There is 10 seconds of silence at the end of the recording before the authorisation is played.

Nationals Victorian state director Matthew Harris responded by claiming Independent candidate Rob Priestly’s volunteers were ‘bribing voters with mandarins and Jaffa cakes and other baked goods’.

Independent campaigns in Indi since 2013 have had tables with oranges, mandarins and orange slices – they’re as much for the volunteers as voters stuck in long queues and bored kids – the NSW Nationals want to cancel old fashion country hospitality.

Wangaratta TAFE booth election day 2013. (photo: Wayne Jansson)

Listen to robocall:

In the ACT David Pocock’s lodged a complaint with the AEC over robocalls sent by Advance Australia. He says the do not contain the authorisation required by law.

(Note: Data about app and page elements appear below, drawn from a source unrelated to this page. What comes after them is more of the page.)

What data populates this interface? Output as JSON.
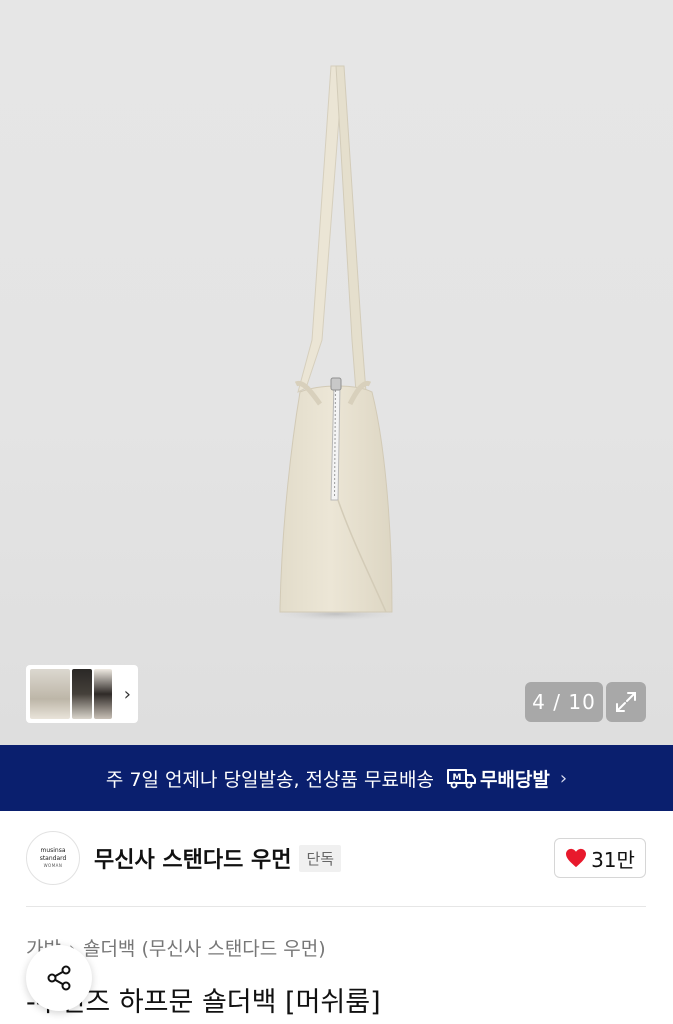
{
  "gallery": {
    "counter": "4 / 10",
    "current_index": 4,
    "total": 10
  },
  "shipping_banner": {
    "text": "주 7일 언제나 당일발송, 전상품 무료배송",
    "brand": "무배당발",
    "logo_glyph": "M"
  },
  "brand": {
    "logo_line1": "musinsa",
    "logo_line2": "standard",
    "logo_line3": "WOMAN",
    "name": "무신사 스탠다드 우먼",
    "badge": "단독",
    "likes": "31만"
  },
  "breadcrumb": {
    "category": "가방",
    "subcategory": "숄더백 (무신사 스탠다드 우먼)"
  },
  "product": {
    "title": "-우먼즈 하프문 숄더백 [머쉬룸]"
  },
  "colors": {
    "banner_bg": "#0a1f6e",
    "heart": "#e8192c",
    "bag": "#e9e3d3"
  },
  "icons": [
    "chevron-right-icon",
    "expand-icon",
    "truck-icon",
    "heart-icon",
    "share-icon"
  ]
}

Pocock labelled the robocalls “grubby and desperate”, Advance Australia responded by called Pocock a “sook”.

In recent days the AEC ruled Advance Australia signs breached section 329 of the Commonwealth Electoral Act 1918 (Electoral Act).

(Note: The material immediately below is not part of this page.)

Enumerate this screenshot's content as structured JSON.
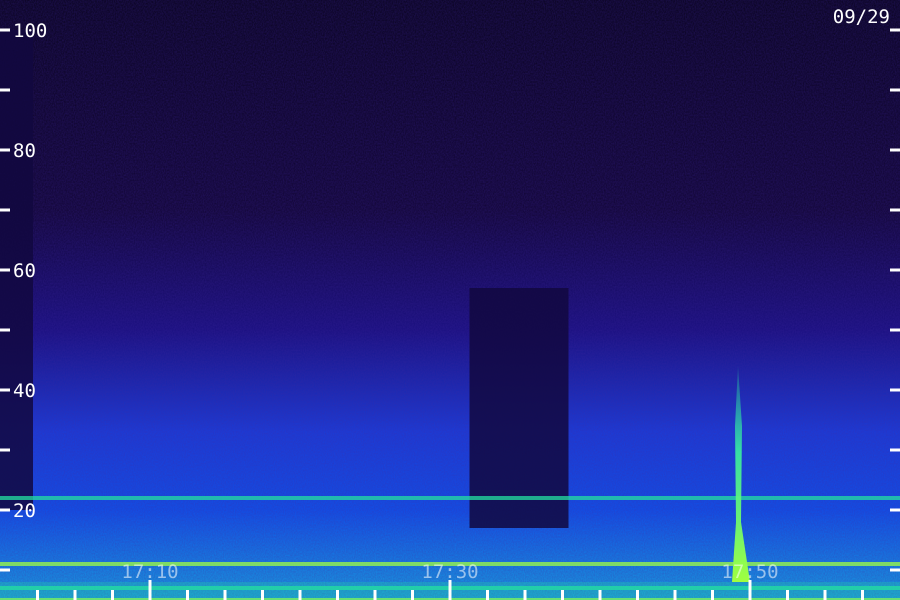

The illegal signs were placed in other electorates and depicted other candidates, but the AEC press release only mentions Pocock and Zali Steggall in Warringah.

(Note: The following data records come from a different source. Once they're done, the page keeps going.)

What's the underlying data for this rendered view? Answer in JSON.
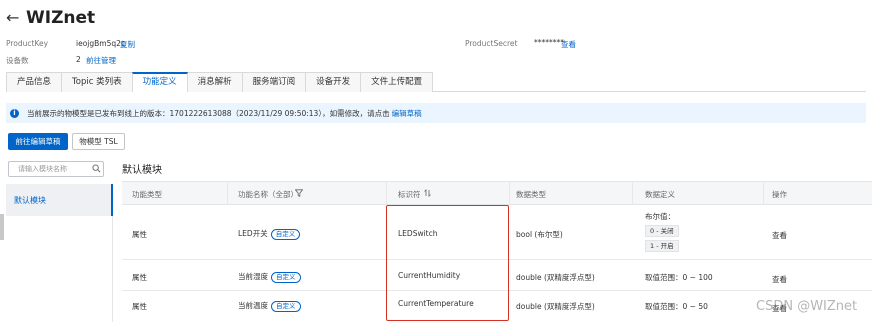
{
  "header": {
    "back_arrow": "←",
    "title": "WIZnet"
  },
  "meta": {
    "product_key_label": "ProductKey",
    "product_key_value": "ieojgBm5q2c",
    "copy_link": "复制",
    "device_count_label": "设备数",
    "device_count_value": "2",
    "manage_link": "前往管理",
    "product_secret_label": "ProductSecret",
    "product_secret_value": "********",
    "view_link": "查看"
  },
  "tabs": [
    {
      "label": "产品信息",
      "active": false
    },
    {
      "label": "Topic 类列表",
      "active": false
    },
    {
      "label": "功能定义",
      "active": true
    },
    {
      "label": "消息解析",
      "active": false
    },
    {
      "label": "服务端订阅",
      "active": false
    },
    {
      "label": "设备开发",
      "active": false
    },
    {
      "label": "文件上传配置",
      "active": false
    }
  ],
  "notice": {
    "icon": "info-icon",
    "text": "当前展示的物模型是已发布到线上的版本：1701222613088（2023/11/29 09:50:13），如需修改，请点击",
    "link": "编辑草稿"
  },
  "toolbar": {
    "edit_draft_label": "前往编辑草稿",
    "tsl_label": "物模型 TSL"
  },
  "module_panel": {
    "search_placeholder": "请输入模块名称",
    "search_icon": "search-icon",
    "items": [
      {
        "label": "默认模块",
        "active": true
      }
    ]
  },
  "main": {
    "module_title": "默认模块",
    "columns": {
      "type": "功能类型",
      "name": "功能名称（全部）",
      "identifier": "标识符",
      "data_type": "数据类型",
      "data_def": "数据定义",
      "ops": "操作"
    },
    "rows": [
      {
        "type": "属性",
        "name": "LED开关",
        "tag": "自定义",
        "identifier": "LEDSwitch",
        "data_type": "bool (布尔型)",
        "def_label": "布尔值：",
        "def_values": [
          "0 - 关闭",
          "1 - 开启"
        ],
        "op": "查看"
      },
      {
        "type": "属性",
        "name": "当前湿度",
        "tag": "自定义",
        "identifier": "CurrentHumidity",
        "data_type": "double (双精度浮点型)",
        "def_text": "取值范围：0 ~ 100",
        "op": "查看"
      },
      {
        "type": "属性",
        "name": "当前温度",
        "tag": "自定义",
        "identifier": "CurrentTemperature",
        "data_type": "double (双精度浮点型)",
        "def_text": "取值范围：0 ~ 50",
        "op": "查看"
      }
    ]
  },
  "watermark": "CSDN @WIZnet",
  "colors": {
    "accent": "#0064c8",
    "highlight_border": "#d93026",
    "notice_bg": "#ebf5ff"
  }
}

AEC said in their press release:

While Advance Australia does not agree that the signs breach the Electoral Act, it has, to avoid the AEC bringing legal proceedings, agreed not to further display the signage without first providing the AEC with 48 hours’ notice.

No Fibs emailed a series of questions to the AEC

In the press release the Australian Electoral Commission only mentions signs placed in the ACT and Warringah depicting depicting Pocock and Steggall.

The signs were placed in other electorate depicting other independent candidates but they are not mentioned in the AEC press release.

In relation to the Advance Australia matter:
Signs were placed in multiple electorates depicting other candidates in the same fashion.
Why does your statement only mention Advance Australia signs in ACT and Warringah depicting David Pocock and Zali Steggall?

Voters have been misled by Advance Australia in multiple electorates for half of the campaign period.  
Why did it take AEC weeks to make this determination when it was obvious from the outset the signs breached the Electoral Act?

Matters in Nicholls:
According to ABC news reports, AEC are investigating robocalls sent by the Nationals to constituents in Nicholls.
Do you have an update on the investigation into the robocalls sent to constituents in Nicholls?
How long will this investigation take?

On Tuesday night an entity associated with the National Party NSW branch sent text messages to constituents in Nicholls containing a political message framed as a survey and without an authorisation in the body of the text message.
The text messages contained a link to a website that carried an authorised message, the link is now dead.
The Independent candidate has lodged a complaint with the AEC.
Is the AEC investigating this matter and if so how long before a determination will be made?
If you have not launched an investigation, why not?

Will you be seeking prosecutions for any of the above matters and if not why not?

At time of publishing the AEC has not responded.